by Father Matthew Mauriello –
On Sept. 8, we commemorate the beautiful feast day of the Nativity of the Blessed Virgin Mary. This is one of my very favorite feast days of the Church year. When I studied Mariology some years ago, I was fascinated with the history of this feast and share it with you here.
Usually it is the custom of the Church to celebrate the feast day of a saint on the date of their death, as this is truly their die natalis, the day remembered as their birth into everlasting happiness. Mary, however, entered this world sinless through the privilege of the Immaculate Conception and is the firstborn of the redeemed.
In the Byzantine world, in Constantinople, the New Year or Civil Year began on Sept. 1, not on Jan. 1. The Church saw this new beginning as an opportunity to celebrate the beginning of our salvation! Therefore, a week later, on Sept. 8, was established the birth of Mary, called Origo Mundi Melioris, meaning “The beginning of a better world.” The Fathers of the Church, such as St. Andrew of Crete (660-740), used the image of light: “This radiant and manifest coming of God to men needed a joyful prelude to introduce the great gift of salvation to us. Darkness yields before the coming of light.”
Pope St. Paul VI (r.1963-1978) wrote in the 1972 document Marialis Cultus that Mary’s Nativity is a cause for great joy as it is considered the “dawn of our salvation.”
The earliest document commemorating her Nativity comes from the 6th century. This feast originated in Jerusalem, since there is evidence of a 5th-century church dedicated to St. Anne, located north of the Temple near the Pool of Bethesda.
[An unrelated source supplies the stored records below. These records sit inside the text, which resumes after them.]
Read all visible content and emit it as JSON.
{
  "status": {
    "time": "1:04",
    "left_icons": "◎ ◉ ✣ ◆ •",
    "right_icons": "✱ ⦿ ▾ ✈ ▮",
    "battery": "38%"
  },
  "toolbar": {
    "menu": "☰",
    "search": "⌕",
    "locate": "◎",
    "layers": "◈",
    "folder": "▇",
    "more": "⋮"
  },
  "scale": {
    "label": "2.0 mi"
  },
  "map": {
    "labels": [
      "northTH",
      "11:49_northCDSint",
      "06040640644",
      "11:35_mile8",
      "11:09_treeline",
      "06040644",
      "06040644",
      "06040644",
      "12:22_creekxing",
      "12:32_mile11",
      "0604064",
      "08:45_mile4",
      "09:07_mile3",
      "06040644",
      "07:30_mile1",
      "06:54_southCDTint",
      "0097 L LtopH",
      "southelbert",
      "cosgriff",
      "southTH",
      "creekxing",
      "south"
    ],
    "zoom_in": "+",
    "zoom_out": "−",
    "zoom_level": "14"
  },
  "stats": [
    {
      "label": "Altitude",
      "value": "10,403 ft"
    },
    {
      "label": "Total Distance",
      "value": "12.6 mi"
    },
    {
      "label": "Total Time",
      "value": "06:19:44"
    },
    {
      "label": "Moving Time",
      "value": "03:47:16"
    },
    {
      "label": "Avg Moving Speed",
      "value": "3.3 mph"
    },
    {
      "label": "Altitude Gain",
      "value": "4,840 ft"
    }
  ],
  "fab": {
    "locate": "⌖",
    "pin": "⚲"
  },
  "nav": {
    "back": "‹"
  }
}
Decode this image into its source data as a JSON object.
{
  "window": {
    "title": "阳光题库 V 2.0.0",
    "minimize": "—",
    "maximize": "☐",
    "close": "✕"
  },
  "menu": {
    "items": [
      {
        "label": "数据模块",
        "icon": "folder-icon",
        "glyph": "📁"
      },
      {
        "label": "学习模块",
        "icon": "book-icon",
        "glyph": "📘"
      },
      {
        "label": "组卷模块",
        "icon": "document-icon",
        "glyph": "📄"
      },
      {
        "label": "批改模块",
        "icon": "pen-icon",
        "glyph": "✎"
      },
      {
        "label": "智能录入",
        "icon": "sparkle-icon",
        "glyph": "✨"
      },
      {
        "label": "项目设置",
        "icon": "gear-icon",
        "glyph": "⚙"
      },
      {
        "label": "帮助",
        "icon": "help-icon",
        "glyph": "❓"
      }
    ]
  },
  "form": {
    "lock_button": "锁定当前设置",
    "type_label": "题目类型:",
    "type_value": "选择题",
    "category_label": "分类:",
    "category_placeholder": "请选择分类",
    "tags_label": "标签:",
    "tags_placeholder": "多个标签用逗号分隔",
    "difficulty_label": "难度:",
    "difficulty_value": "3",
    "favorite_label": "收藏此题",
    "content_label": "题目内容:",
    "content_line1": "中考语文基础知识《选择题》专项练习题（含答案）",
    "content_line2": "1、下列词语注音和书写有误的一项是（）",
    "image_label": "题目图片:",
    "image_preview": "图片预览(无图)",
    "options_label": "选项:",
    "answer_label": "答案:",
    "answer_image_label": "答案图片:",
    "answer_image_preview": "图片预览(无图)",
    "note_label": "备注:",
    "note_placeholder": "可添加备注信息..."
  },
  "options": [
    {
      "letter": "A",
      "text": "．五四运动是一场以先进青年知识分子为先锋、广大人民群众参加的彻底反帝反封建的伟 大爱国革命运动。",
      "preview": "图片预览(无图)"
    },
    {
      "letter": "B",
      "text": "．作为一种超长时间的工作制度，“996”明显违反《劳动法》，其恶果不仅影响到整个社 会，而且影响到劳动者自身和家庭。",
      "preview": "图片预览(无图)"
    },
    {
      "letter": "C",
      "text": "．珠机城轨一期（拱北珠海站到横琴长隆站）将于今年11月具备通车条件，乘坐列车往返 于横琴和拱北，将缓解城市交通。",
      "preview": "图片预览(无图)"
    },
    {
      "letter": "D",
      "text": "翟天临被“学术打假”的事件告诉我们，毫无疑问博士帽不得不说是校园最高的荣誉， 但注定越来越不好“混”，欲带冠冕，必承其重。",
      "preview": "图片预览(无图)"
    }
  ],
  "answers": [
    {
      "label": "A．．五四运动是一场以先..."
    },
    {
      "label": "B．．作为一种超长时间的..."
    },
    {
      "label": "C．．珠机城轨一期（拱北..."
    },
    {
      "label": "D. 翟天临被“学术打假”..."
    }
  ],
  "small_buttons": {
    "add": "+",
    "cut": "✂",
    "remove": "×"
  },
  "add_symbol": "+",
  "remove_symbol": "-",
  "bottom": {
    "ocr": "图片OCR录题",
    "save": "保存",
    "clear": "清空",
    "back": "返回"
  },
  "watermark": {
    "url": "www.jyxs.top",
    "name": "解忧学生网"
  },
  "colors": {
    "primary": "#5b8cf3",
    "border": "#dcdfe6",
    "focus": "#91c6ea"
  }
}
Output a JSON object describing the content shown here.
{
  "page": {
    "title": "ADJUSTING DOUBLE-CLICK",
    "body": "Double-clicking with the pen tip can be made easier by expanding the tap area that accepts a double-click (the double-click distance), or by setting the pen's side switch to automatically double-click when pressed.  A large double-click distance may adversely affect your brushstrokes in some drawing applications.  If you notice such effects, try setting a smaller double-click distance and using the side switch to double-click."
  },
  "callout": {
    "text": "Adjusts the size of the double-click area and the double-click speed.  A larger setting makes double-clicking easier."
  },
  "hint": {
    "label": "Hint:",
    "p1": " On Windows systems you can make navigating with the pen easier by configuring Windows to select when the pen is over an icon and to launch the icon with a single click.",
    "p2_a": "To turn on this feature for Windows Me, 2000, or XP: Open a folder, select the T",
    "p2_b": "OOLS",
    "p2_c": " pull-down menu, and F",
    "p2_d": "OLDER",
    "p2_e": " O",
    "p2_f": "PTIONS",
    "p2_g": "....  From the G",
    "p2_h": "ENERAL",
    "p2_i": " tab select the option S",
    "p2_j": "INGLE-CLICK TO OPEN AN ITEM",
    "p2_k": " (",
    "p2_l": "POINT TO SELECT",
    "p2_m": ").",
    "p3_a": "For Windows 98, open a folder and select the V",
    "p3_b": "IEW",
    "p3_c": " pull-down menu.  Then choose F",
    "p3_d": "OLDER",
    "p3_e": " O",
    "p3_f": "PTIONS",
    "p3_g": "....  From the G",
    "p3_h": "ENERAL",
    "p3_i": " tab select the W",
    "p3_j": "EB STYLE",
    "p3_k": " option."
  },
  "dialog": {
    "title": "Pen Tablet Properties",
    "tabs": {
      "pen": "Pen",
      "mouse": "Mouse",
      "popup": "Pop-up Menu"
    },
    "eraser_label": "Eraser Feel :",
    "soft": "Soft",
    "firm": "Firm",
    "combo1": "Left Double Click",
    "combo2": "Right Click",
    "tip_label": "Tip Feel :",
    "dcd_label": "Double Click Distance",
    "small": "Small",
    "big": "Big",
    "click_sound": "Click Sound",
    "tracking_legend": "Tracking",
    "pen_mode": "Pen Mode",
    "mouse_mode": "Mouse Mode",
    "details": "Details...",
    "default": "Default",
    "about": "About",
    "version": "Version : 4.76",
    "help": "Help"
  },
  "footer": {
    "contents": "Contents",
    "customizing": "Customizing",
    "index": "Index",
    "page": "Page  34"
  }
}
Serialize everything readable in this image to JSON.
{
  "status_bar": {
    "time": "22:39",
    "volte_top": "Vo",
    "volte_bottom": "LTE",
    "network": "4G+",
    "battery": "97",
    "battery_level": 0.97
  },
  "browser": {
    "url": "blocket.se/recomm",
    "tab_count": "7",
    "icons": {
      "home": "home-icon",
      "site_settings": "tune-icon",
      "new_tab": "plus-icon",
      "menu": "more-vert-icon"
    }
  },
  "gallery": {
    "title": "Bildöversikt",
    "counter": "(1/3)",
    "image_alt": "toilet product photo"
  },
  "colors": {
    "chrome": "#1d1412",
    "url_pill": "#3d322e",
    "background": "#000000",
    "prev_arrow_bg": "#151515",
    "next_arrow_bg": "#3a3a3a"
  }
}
In 603, St. Sofronius, the Patriarch of Jerusalem, affirmed that this was the location of Mary’s birth. The Council of Ephesus, in 431, helped to increase popular devotion toward Mary, leading up to this.
The antiphon for the Canticle of Zechariah at Morning Prayer expressed these sentiments in the following way: “Your birth, O Virgin Mother of God, proclaims joy to the whole world, for from you arose the glorious Sun of Justice, Christ our God; He freed us from the age-old curse and filled us with holiness; he destroyed death and gave us eternal life.”
May our dear Blessed Mother, the Dawn, aid us in our earthly pilgrimage to follow Christ, the bright Sun of Justice, and help light our own path to heaven.
Fr. Matthew Mauriello is priest from the Diocese of Bridgeport, Connecticut. An author, writer and speaker, he writes the “Saints Alive” column for Soul Magazine, contributes to the Blue Army blog and is a frequent speaker at the National Blue Army Shrine of Our Lady of Fatima.